CINCINNATI -- The University of Cincinnati College of Medicine is putting its newest residents through the paces in order to make sure patients get the best possible care. To do so, they use the "BRACK," which stands for Baseline Resident Assessment of Clinical Knowledge.
According to the college, it’s all about building a better doctor. Physicians who’ve made the rounds share their experiences with the newest residents at UC.
Preparing to meet patient for the first time in July, the future doctors review basic skills like getting an IV going, drawing blood, sutures, and intubation. That refresher is just one part of "The BRACK."
The one-of-a-kind program also runs these new doctors through eight different clinical case scenarios with people trained to play the role of patient.

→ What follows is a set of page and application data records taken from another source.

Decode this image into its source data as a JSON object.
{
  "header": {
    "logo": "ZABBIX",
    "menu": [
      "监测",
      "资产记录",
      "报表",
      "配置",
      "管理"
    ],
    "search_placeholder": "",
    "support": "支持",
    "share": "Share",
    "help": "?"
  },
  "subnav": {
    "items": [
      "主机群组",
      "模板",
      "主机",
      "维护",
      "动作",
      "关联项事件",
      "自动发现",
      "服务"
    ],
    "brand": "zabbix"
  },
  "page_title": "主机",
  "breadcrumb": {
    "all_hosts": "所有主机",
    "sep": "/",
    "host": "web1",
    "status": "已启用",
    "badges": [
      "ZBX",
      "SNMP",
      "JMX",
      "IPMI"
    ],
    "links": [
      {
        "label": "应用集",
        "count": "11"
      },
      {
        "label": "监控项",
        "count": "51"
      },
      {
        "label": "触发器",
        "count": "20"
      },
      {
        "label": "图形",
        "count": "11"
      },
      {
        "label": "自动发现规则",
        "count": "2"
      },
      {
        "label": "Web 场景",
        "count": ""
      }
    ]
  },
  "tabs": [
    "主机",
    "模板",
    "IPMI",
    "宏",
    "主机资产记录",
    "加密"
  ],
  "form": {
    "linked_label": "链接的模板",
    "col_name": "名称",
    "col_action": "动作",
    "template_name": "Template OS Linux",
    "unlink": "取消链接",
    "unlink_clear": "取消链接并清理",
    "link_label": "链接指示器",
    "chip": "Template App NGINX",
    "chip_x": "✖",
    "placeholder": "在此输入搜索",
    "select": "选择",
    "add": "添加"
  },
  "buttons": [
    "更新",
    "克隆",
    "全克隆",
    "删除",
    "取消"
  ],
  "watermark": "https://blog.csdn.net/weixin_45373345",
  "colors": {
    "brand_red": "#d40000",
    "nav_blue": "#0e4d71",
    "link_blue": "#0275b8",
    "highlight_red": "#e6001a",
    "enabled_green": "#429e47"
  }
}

They test the residents’ ability to take a medical history, conduct an exam and come up with a diagnosis.
“It is about the science of medicine, but it’s also about the art of communication,” said Amy Bunger, the UC Medical Center head of graduate medical education.
The idea is to give residents a chance to take their knowledge and act on it in a dry run.
“The anxiety level goes down, you have simulated patients and you know you have the skills when you see real people,” said emergency medicine resident Edmond Irankunda.